A Utah juvenile court judge Dec. 5 denied an attorney’s attempt to dismiss a rare criminal libel case against a 17-year-old but immediately granted a request to appeal the ruling.
Milford High School student Ian Lake was charged with criminal libel in May after local officials discovered his personal Web site, which called his principal, Walter Schofield, the “town drunk” and featured other disparaging remarks about students and teachers at Milford High School. Police arrested Lake, seized his computer and held him in a local juvenile detention facility for seven days. He did not use any school facilities to create the site.
Rick Van Wagoner, Lake’s attorney, told the court Utah’s little-used criminal libel law is “unconstitutionally overbroad and vague.” The statute defines criminal libel as speech made with “ill will,” a standard Van Wagoner said is constitutionally protected free speech. In most states, libel is a civil, rather than criminal, matter.
Judge Joseph Jackson rejected the claim but said there is enough legal uncertainty to warrant an appeal to a higher court. That appeal will be filed immediately, Van Wagoner said, and Lake will not issue a plea in the case until the appellate court rules.
In separate cases, Lake faces a civil libel suit from Schofield and has filed his own civil claim against Schofield and the school district. Lake serves as his own attorney in both civil cases.
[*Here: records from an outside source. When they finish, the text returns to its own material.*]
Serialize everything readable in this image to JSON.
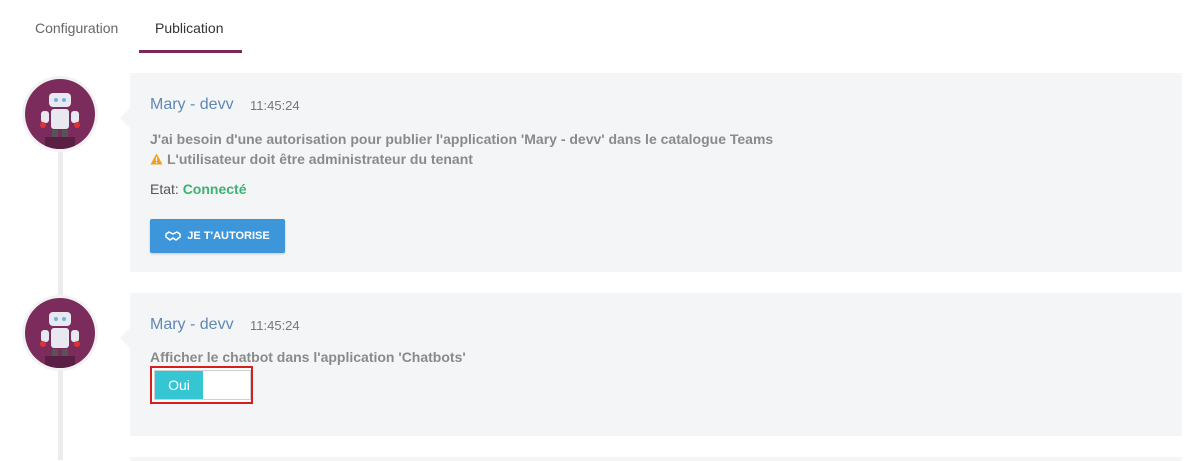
{
  "tabs": [
    {
      "label": "Configuration",
      "active": false
    },
    {
      "label": "Publication",
      "active": true
    }
  ],
  "colors": {
    "accent": "#7a2a5a",
    "author": "#5f88b5",
    "connected": "#3cb371",
    "button": "#3c96d9",
    "toggle_on": "#36c6d3",
    "highlight_border": "#d62020"
  },
  "messages": [
    {
      "author": "Mary - devv",
      "time": "11:45:24",
      "line1": "J'ai besoin d'une autorisation pour publier l'application 'Mary - devv' dans le catalogue Teams",
      "warning_icon": "warning-triangle-icon",
      "line2": "L'utilisateur doit être administrateur du tenant",
      "state_label": "Etat:",
      "state_value": "Connecté",
      "button_icon": "handshake-icon",
      "button_label": "JE T'AUTORISE"
    },
    {
      "author": "Mary - devv",
      "time": "11:45:24",
      "line1": "Afficher le chatbot dans l'application 'Chatbots'",
      "toggle_label": "Oui",
      "toggle_on": true
    }
  ]
}
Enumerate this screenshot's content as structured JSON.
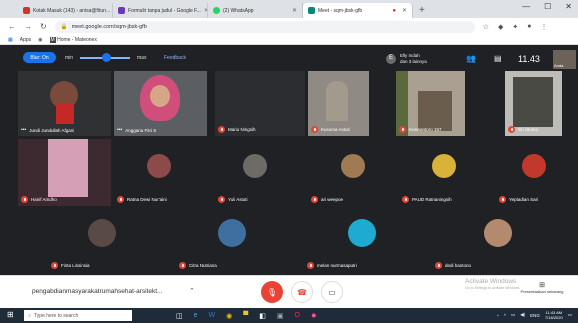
{
  "browser": {
    "tabs": [
      {
        "title": "Kotak Masuk (143) - anisa@fitun...",
        "color": "#d93025",
        "active": false
      },
      {
        "title": "Formulir tanpa judul - Google F...",
        "color": "#673ab7",
        "active": false
      },
      {
        "title": "(2) WhatsApp",
        "color": "#25d366",
        "active": false
      },
      {
        "title": "Meet - sqm-jbsk-gfb",
        "color": "#00897b",
        "active": true
      }
    ],
    "url": "meet.google.com/sqm-jbsk-gfb",
    "bookmarks": [
      {
        "label": "Apps"
      },
      {
        "label": "Home - Mateonex"
      }
    ]
  },
  "meet": {
    "blur_label": "Blur: On",
    "slider_min": "min",
    "slider_max": "max",
    "feedback_label": "Feedback",
    "organizer_initial": "E",
    "organizer_line1": "Elly Indah",
    "organizer_line2": "dan 3 lainnya",
    "time": "11.43",
    "self_name": "Anda",
    "participants": [
      {
        "name": "Jundi Jundullah Afgani"
      },
      {
        "name": "Anggana Fitri S"
      },
      {
        "name": "Mario Ningsih"
      },
      {
        "name": "Kusuma Astuti"
      },
      {
        "name": "Kuswantoro 157"
      },
      {
        "name": "Sri Utomo"
      },
      {
        "name": "Hanif Amdho"
      },
      {
        "name": "Ratna Dewi Nur'aini"
      },
      {
        "name": "Yuli Astuti"
      },
      {
        "name": "ari weepoe"
      },
      {
        "name": "PAUD Ratnaningsih"
      },
      {
        "name": "Yeptadian Sari"
      },
      {
        "name": "Finta Lissinsia"
      },
      {
        "name": "Citra Nutriana"
      },
      {
        "name": "melan nurmasaputri"
      },
      {
        "name": "dedi hantono"
      }
    ],
    "meeting_name": "pengabdianmasyarakatrumahsehat-arsitekt...",
    "activate_title": "Activate Windows",
    "activate_sub": "Go to Settings to activate Windows.",
    "present_label": "Presentasikan sekarang"
  },
  "taskbar": {
    "search_placeholder": "Type here to search",
    "lang": "ENG",
    "time": "11:43 AM",
    "date": "7/18/2020"
  },
  "colors": {
    "accent": "#1a73e8",
    "end_call": "#ea4335",
    "meet_bg": "#202124"
  }
}
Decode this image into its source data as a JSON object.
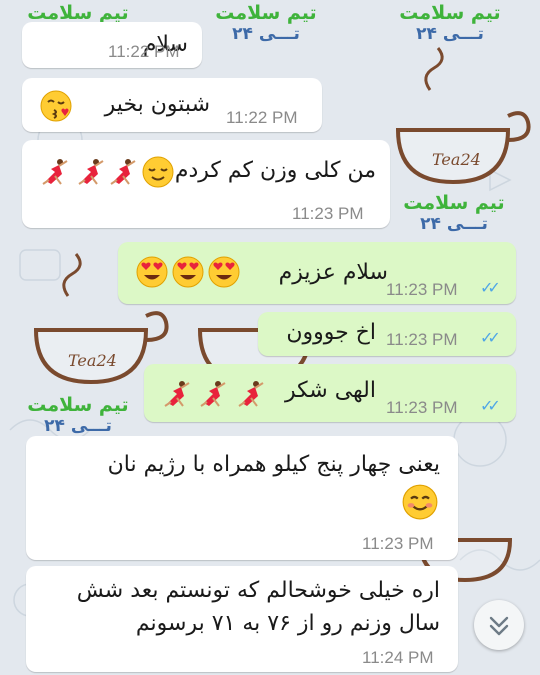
{
  "watermark": {
    "line1": "تیم سلامت",
    "line2": "تـــی ۲۴",
    "logo": "Tea24"
  },
  "messages": [
    {
      "dir": "in",
      "text": "سلام",
      "time": "11:22 PM"
    },
    {
      "dir": "in",
      "text": "شبتون بخیر",
      "emoji": [
        "face-blowing-kiss"
      ],
      "time": "11:22 PM"
    },
    {
      "dir": "in",
      "text": "من کلی وزن کم کردم",
      "emoji": [
        "relieved-face",
        "dancer",
        "dancer",
        "dancer"
      ],
      "time": "11:23 PM"
    },
    {
      "dir": "out",
      "text": "سلام عزیزم",
      "emoji": [
        "heart-eyes",
        "heart-eyes",
        "heart-eyes"
      ],
      "time": "11:23 PM",
      "status": "read"
    },
    {
      "dir": "out",
      "text": "اخ جووون",
      "time": "11:23 PM",
      "status": "read"
    },
    {
      "dir": "out",
      "text": "الهی شکر",
      "emoji": [
        "dancer",
        "dancer",
        "dancer"
      ],
      "time": "11:23 PM",
      "status": "read"
    },
    {
      "dir": "in",
      "text": "یعنی چهار پنج کیلو همراه با رژیم نان",
      "emoji": [
        "smiling-face"
      ],
      "time": "11:23 PM"
    },
    {
      "dir": "in",
      "text": "اره خیلی خوشحالم که تونستم بعد شش سال وزنم رو از ۷۶ به ۷۱ برسونم",
      "time": "11:24 PM"
    }
  ],
  "scroll_button": {
    "icon": "double-chevron-down-icon"
  }
}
Schofield is now principal at East High School in Salt Lake City.
Lake currently lives in California with his grandparents.